— EXERCISE OBJECTIVE —
Every line of the data needs to be returned exactly.

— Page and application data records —
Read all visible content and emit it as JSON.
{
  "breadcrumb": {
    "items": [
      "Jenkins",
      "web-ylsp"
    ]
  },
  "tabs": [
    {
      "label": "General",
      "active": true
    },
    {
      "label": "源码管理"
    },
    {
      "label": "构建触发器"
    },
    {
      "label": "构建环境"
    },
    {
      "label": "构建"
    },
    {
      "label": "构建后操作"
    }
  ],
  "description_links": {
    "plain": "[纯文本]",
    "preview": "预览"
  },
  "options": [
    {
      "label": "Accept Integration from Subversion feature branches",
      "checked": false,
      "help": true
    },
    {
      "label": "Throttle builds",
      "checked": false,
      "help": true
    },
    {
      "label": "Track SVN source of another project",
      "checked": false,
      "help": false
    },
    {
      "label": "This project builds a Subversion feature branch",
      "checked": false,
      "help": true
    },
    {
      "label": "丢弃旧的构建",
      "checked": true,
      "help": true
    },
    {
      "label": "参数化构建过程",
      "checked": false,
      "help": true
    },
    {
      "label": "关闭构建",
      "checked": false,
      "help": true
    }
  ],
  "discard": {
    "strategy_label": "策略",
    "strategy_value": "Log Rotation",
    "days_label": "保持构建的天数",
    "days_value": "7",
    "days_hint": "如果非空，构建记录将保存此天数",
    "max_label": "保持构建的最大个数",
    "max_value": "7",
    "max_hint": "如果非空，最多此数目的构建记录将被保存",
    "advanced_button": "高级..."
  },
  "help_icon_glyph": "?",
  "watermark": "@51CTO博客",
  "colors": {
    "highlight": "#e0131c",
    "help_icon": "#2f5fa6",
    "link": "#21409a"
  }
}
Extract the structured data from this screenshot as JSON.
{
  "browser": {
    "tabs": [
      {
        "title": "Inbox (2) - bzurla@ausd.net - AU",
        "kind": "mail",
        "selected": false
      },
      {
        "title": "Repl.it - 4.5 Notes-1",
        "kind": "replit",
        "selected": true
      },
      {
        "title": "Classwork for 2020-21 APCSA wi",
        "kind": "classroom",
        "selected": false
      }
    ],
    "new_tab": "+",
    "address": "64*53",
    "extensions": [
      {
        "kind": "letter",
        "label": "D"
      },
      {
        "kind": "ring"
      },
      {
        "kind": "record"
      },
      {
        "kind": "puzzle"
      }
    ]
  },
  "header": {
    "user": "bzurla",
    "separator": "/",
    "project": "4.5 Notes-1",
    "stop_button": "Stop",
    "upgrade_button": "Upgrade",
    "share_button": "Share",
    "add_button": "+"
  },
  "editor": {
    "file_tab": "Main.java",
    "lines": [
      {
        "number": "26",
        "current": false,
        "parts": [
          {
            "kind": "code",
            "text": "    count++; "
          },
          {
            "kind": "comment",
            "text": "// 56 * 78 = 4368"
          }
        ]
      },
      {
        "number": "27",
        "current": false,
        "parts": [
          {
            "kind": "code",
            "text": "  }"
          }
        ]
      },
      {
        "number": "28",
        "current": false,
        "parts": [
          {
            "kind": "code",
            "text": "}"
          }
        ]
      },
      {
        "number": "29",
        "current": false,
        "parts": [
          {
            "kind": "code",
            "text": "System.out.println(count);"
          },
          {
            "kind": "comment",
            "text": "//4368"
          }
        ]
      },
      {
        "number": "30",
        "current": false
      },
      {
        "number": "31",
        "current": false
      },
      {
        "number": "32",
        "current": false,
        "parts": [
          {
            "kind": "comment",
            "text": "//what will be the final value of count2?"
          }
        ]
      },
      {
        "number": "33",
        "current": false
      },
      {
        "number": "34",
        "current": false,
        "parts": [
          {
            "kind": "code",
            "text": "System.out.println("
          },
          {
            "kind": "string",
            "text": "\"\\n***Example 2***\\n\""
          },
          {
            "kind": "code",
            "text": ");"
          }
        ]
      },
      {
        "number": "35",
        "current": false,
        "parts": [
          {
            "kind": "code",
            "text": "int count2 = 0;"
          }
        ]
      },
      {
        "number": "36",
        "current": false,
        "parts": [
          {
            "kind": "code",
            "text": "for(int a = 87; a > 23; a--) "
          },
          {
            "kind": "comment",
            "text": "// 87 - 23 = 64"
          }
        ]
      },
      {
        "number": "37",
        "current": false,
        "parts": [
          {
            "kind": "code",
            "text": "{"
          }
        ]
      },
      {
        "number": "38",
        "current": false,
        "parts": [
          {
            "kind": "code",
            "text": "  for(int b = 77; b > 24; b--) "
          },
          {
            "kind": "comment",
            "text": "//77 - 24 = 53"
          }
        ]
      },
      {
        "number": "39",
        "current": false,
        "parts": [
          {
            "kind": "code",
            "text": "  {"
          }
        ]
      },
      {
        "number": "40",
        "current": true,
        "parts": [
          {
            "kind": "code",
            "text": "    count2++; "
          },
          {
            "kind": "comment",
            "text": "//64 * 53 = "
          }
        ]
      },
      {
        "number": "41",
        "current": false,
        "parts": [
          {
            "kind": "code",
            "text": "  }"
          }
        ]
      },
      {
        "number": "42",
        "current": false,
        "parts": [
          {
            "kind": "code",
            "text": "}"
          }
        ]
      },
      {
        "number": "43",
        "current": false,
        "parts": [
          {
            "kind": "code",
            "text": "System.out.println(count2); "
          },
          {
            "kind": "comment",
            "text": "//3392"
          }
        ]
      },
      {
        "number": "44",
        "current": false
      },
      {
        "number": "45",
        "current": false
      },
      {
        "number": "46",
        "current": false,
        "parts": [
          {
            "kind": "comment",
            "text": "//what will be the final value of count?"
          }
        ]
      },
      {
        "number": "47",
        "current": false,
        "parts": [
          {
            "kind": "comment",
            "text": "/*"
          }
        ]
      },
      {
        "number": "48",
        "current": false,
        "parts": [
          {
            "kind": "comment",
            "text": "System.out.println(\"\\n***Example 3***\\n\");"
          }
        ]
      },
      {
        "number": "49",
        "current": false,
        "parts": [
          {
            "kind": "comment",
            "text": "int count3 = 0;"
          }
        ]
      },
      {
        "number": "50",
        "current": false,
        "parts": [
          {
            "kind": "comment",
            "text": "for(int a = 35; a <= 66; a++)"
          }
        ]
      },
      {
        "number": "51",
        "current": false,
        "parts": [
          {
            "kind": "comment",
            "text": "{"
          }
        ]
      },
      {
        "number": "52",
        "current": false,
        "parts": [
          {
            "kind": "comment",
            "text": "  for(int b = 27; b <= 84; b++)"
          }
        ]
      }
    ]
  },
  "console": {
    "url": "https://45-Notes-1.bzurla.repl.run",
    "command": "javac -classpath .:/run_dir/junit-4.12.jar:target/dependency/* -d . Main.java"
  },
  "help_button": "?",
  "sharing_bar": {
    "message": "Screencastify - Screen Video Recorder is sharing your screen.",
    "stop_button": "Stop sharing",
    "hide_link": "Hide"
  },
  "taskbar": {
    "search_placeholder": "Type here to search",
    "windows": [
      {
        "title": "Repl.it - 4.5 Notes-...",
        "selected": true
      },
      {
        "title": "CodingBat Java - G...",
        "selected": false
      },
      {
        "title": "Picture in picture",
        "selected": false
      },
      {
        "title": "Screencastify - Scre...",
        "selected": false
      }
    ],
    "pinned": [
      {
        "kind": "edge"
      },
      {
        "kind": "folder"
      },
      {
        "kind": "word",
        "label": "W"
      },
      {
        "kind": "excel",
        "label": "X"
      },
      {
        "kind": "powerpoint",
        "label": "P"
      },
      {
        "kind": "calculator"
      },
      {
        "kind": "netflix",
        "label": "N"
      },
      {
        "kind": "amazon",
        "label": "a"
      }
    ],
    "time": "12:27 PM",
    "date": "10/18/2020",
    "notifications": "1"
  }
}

— WRITTEN RESPONSE —
Read all visible content and emit it as JSON.
{
  "breadcrumb": {
    "items": [
      "Jenkins",
      "web-ylsp"
    ]
  },
  "tabs": [
    {
      "label": "General",
      "active": true
    },
    {
      "label": "源码管理"
    },
    {
      "label": "构建触发器"
    },
    {
      "label": "构建环境"
    },
    {
      "label": "构建"
    },
    {
      "label": "构建后操作"
    }
  ],
  "description_links": {
    "plain": "[纯文本]",
    "preview": "预览"
  },
  "options": [
    {
      "label": "Accept Integration from Subversion feature branches",
      "checked": false,
      "help": true
    },
    {
      "label": "Throttle builds",
      "checked": false,
      "help": true
    },
    {
      "label": "Track SVN source of another project",
      "checked": false,
      "help": false
    },
    {
      "label": "This project builds a Subversion feature branch",
      "checked": false,
      "help": true
    },
    {
      "label": "丢弃旧的构建",
      "checked": true,
      "help": true
    },
    {
      "label": "参数化构建过程",
      "checked": false,
      "help": true
    },
    {
      "label": "关闭构建",
      "checked": false,
      "help": true
    }
  ],
  "discard": {
    "strategy_label": "策略",
    "strategy_value": "Log Rotation",
    "days_label": "保持构建的天数",
    "days_value": "7",
    "days_hint": "如果非空，构建记录将保存此天数",
    "max_label": "保持构建的最大个数",
    "max_value": "7",
    "max_hint": "如果非空，最多此数目的构建记录将被保存",
    "advanced_button": "高级..."
  },
  "help_icon_glyph": "?",
  "watermark": "@51CTO博客",
  "colors": {
    "highlight": "#e0131c",
    "help_icon": "#2f5fa6",
    "link": "#21409a"
  }
}
Extract the structured data from this screenshot as JSON.
{
  "browser": {
    "tabs": [
      {
        "title": "Inbox (2) - bzurla@ausd.net - AU",
        "kind": "mail",
        "selected": false
      },
      {
        "title": "Repl.it - 4.5 Notes-1",
        "kind": "replit",
        "selected": true
      },
      {
        "title": "Classwork for 2020-21 APCSA wi",
        "kind": "classroom",
        "selected": false
      }
    ],
    "new_tab": "+",
    "address": "64*53",
    "extensions": [
      {
        "kind": "letter",
        "label": "D"
      },
      {
        "kind": "ring"
      },
      {
        "kind": "record"
      },
      {
        "kind": "puzzle"
      }
    ]
  },
  "header": {
    "user": "bzurla",
    "separator": "/",
    "project": "4.5 Notes-1",
    "stop_button": "Stop",
    "upgrade_button": "Upgrade",
    "share_button": "Share",
    "add_button": "+"
  },
  "editor": {
    "file_tab": "Main.java",
    "lines": [
      {
        "number": "26",
        "current": false,
        "parts": [
          {
            "kind": "code",
            "text": "    count++; "
          },
          {
            "kind": "comment",
            "text": "// 56 * 78 = 4368"
          }
        ]
      },
      {
        "number": "27",
        "current": false,
        "parts": [
          {
            "kind": "code",
            "text": "  }"
          }
        ]
      },
      {
        "number": "28",
        "current": false,
        "parts": [
          {
            "kind": "code",
            "text": "}"
          }
        ]
      },
      {
        "number": "29",
        "current": false,
        "parts": [
          {
            "kind": "code",
            "text": "System.out.println(count);"
          },
          {
            "kind": "comment",
            "text": "//4368"
          }
        ]
      },
      {
        "number": "30",
        "current": false
      },
      {
        "number": "31",
        "current": false
      },
      {
        "number": "32",
        "current": false,
        "parts": [
          {
            "kind": "comment",
            "text": "//what will be the final value of count2?"
          }
        ]
      },
      {
        "number": "33",
        "current": false
      },
      {
        "number": "34",
        "current": false,
        "parts": [
          {
            "kind": "code",
            "text": "System.out.println("
          },
          {
            "kind": "string",
            "text": "\"\\n***Example 2***\\n\""
          },
          {
            "kind": "code",
            "text": ");"
          }
        ]
      },
      {
        "number": "35",
        "current": false,
        "parts": [
          {
            "kind": "code",
            "text": "int count2 = 0;"
          }
        ]
      },
      {
        "number": "36",
        "current": false,
        "parts": [
          {
            "kind": "code",
            "text": "for(int a = 87; a > 23; a--) "
          },
          {
            "kind": "comment",
            "text": "// 87 - 23 = 64"
          }
        ]
      },
      {
        "number": "37",
        "current": false,
        "parts": [
          {
            "kind": "code",
            "text": "{"
          }
        ]
      },
      {
        "number": "38",
        "current": false,
        "parts": [
          {
            "kind": "code",
            "text": "  for(int b = 77; b > 24; b--) "
          },
          {
            "kind": "comment",
            "text": "//77 - 24 = 53"
          }
        ]
      },
      {
        "number": "39",
        "current": false,
        "parts": [
          {
            "kind": "code",
            "text": "  {"
          }
        ]
      },
      {
        "number": "40",
        "current": true,
        "parts": [
          {
            "kind": "code",
            "text": "    count2++; "
          },
          {
            "kind": "comment",
            "text": "//64 * 53 = "
          }
        ]
      },
      {
        "number": "41",
        "current": false,
        "parts": [
          {
            "kind": "code",
            "text": "  }"
          }
        ]
      },
      {
        "number": "42",
        "current": false,
        "parts": [
          {
            "kind": "code",
            "text": "}"
          }
        ]
      },
      {
        "number": "43",
        "current": false,
        "parts": [
          {
            "kind": "code",
            "text": "System.out.println(count2); "
          },
          {
            "kind": "comment",
            "text": "//3392"
          }
        ]
      },
      {
        "number": "44",
        "current": false
      },
      {
        "number": "45",
        "current": false
      },
      {
        "number": "46",
        "current": false,
        "parts": [
          {
            "kind": "comment",
            "text": "//what will be the final value of count?"
          }
        ]
      },
      {
        "number": "47",
        "current": false,
        "parts": [
          {
            "kind": "comment",
            "text": "/*"
          }
        ]
      },
      {
        "number": "48",
        "current": false,
        "parts": [
          {
            "kind": "comment",
            "text": "System.out.println(\"\\n***Example 3***\\n\");"
          }
        ]
      },
      {
        "number": "49",
        "current": false,
        "parts": [
          {
            "kind": "comment",
            "text": "int count3 = 0;"
          }
        ]
      },
      {
        "number": "50",
        "current": false,
        "parts": [
          {
            "kind": "comment",
            "text": "for(int a = 35; a <= 66; a++)"
          }
        ]
      },
      {
        "number": "51",
        "current": false,
        "parts": [
          {
            "kind": "comment",
            "text": "{"
          }
        ]
      },
      {
        "number": "52",
        "current": false,
        "parts": [
          {
            "kind": "comment",
            "text": "  for(int b = 27; b <= 84; b++)"
          }
        ]
      }
    ]
  },
  "console": {
    "url": "https://45-Notes-1.bzurla.repl.run",
    "command": "javac -classpath .:/run_dir/junit-4.12.jar:target/dependency/* -d . Main.java"
  },
  "help_button": "?",
  "sharing_bar": {
    "message": "Screencastify - Screen Video Recorder is sharing your screen.",
    "stop_button": "Stop sharing",
    "hide_link": "Hide"
  },
  "taskbar": {
    "search_placeholder": "Type here to search",
    "windows": [
      {
        "title": "Repl.it - 4.5 Notes-...",
        "selected": true
      },
      {
        "title": "CodingBat Java - G...",
        "selected": false
      },
      {
        "title": "Picture in picture",
        "selected": false
      },
      {
        "title": "Screencastify - Scre...",
        "selected": false
      }
    ],
    "pinned": [
      {
        "kind": "edge"
      },
      {
        "kind": "folder"
      },
      {
        "kind": "word",
        "label": "W"
      },
      {
        "kind": "excel",
        "label": "X"
      },
      {
        "kind": "powerpoint",
        "label": "P"
      },
      {
        "kind": "calculator"
      },
      {
        "kind": "netflix",
        "label": "N"
      },
      {
        "kind": "amazon",
        "label": "a"
      }
    ],
    "time": "12:27 PM",
    "date": "10/18/2020",
    "notifications": "1"
  }
}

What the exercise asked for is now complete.